The first focus will be to help search for survivors, provide medical care for the injured and support efforts to recover and identify the dead. ICRC will support Red Cross efforts to restore contacts between family members separated because of the earthquake. It will also assess the needs of the prisons where it has been regularly visiting detainees.
The ICRC is contributing to relief efforts by the International Red Cross and Red Crescent Movement both in Port-au-Prince and from its regional base in Panama. Stocks of non-food relief items are being made available for up to 10,000 families, and additional staff will be deployed as soon as possible. All ICRC activities are carried out in close cooperation with its Red Cross partners, especially the Haitian National Red Cross Society.
The ICRC's nine international staff in the capital, Port-au-Prince, are safe and sound but the whereabouts of all its 59 local employees have not yet been clarified.

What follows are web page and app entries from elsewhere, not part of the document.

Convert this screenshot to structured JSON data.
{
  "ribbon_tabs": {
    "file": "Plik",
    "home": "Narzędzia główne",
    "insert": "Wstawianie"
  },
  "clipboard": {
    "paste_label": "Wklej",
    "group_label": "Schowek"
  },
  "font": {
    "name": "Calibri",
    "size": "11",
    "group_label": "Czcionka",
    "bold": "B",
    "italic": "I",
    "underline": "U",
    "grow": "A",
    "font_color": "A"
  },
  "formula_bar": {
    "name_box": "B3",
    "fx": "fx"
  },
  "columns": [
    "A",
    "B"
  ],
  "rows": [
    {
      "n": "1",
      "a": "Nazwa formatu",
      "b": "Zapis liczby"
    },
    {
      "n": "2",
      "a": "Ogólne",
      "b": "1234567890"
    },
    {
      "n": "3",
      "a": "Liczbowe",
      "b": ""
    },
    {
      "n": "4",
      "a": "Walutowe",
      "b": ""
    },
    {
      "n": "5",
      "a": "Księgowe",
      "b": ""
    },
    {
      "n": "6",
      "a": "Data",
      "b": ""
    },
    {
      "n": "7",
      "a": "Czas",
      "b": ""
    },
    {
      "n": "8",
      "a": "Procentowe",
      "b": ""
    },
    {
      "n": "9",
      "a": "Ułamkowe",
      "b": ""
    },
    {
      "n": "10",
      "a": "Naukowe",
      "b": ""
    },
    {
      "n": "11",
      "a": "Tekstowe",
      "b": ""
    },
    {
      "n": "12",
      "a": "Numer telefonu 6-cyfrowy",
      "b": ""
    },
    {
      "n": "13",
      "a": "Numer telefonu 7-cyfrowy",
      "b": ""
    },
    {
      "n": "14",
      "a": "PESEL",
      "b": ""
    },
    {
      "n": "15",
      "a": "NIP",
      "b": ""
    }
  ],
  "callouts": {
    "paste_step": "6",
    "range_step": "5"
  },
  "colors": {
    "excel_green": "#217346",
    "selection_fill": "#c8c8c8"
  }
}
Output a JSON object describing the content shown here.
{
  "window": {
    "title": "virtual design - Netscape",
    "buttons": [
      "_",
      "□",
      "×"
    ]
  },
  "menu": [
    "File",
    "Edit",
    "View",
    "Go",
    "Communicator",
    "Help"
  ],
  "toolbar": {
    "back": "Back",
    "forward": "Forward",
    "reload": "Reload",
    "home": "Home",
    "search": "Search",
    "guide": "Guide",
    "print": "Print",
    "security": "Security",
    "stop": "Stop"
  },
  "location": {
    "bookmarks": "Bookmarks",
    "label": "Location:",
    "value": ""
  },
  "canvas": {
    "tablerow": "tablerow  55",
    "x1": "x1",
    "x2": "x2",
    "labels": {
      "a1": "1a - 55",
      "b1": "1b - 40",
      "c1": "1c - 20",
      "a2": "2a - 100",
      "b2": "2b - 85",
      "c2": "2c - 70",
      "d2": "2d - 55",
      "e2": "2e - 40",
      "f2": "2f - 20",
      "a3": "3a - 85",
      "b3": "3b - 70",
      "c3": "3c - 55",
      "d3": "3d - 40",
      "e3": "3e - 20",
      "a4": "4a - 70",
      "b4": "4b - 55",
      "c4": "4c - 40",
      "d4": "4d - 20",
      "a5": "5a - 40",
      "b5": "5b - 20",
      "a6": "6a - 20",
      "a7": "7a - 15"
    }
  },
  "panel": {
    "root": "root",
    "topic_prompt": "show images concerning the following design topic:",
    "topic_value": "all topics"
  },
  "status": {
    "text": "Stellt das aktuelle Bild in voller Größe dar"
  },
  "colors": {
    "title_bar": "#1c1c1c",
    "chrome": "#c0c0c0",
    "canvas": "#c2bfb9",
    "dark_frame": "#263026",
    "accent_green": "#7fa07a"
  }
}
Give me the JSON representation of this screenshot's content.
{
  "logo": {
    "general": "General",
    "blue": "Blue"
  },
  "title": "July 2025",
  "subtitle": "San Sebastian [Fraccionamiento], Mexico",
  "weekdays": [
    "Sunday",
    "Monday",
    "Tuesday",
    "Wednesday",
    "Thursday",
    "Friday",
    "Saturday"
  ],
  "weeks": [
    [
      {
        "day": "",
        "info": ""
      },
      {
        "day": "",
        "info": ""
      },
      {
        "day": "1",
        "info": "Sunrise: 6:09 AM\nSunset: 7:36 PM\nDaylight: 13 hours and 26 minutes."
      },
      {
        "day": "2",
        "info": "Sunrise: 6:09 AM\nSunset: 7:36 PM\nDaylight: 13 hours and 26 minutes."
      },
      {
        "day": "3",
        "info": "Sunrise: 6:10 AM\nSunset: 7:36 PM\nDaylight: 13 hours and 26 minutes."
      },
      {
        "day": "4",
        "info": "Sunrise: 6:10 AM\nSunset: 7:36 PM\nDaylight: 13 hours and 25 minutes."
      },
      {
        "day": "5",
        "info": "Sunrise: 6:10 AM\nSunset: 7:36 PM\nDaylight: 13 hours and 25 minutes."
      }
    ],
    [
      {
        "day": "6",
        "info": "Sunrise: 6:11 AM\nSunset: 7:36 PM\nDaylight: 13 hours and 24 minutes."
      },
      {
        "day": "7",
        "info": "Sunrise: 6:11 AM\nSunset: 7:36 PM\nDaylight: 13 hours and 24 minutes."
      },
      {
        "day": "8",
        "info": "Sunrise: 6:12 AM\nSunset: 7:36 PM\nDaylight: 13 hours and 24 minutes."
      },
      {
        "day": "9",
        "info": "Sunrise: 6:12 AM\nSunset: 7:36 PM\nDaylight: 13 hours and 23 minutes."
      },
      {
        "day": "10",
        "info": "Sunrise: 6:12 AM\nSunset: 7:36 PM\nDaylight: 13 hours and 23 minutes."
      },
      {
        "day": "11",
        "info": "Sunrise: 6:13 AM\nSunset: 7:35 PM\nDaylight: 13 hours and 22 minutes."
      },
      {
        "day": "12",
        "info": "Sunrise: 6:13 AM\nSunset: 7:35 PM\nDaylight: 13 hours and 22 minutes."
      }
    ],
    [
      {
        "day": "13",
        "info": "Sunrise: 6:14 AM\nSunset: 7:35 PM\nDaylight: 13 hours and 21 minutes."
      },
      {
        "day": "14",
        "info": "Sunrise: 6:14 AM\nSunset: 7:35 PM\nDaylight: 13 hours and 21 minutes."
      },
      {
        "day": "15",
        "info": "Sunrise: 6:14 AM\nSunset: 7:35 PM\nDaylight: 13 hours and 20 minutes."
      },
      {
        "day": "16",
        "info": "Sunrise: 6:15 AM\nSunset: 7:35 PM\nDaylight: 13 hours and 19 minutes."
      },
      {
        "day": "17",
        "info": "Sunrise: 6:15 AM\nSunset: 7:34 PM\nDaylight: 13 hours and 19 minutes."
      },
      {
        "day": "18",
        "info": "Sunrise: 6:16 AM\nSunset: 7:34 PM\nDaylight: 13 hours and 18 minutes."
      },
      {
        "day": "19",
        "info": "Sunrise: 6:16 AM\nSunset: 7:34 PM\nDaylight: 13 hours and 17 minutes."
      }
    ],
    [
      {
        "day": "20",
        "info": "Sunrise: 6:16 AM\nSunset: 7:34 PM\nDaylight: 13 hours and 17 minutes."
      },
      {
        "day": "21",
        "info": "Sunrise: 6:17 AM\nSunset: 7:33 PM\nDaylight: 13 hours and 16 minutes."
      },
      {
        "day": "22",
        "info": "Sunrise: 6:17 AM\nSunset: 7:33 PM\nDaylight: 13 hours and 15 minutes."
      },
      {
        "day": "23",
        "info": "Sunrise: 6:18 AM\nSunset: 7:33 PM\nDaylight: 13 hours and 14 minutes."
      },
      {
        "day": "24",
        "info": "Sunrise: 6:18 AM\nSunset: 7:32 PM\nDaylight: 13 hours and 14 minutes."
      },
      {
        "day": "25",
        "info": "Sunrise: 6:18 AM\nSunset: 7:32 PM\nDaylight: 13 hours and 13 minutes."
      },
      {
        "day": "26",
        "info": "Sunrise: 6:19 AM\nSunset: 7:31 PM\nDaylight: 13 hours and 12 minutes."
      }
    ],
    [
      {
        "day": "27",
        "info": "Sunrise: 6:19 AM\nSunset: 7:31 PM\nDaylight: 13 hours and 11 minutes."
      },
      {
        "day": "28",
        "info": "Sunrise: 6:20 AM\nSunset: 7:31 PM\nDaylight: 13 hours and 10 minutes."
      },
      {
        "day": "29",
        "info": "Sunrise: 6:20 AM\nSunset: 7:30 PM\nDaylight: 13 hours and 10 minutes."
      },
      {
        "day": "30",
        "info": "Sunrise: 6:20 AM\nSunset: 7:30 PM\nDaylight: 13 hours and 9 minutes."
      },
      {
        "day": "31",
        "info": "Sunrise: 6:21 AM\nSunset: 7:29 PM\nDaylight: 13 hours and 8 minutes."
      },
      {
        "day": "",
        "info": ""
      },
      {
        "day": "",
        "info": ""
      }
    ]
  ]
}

The ICRC has been working in Haiti since 1994. It focuses on improving access to water and sanitation in violence-prone shantytowns in Port-au-Prince, visiting detainees and supporting the Haitian Red Cross.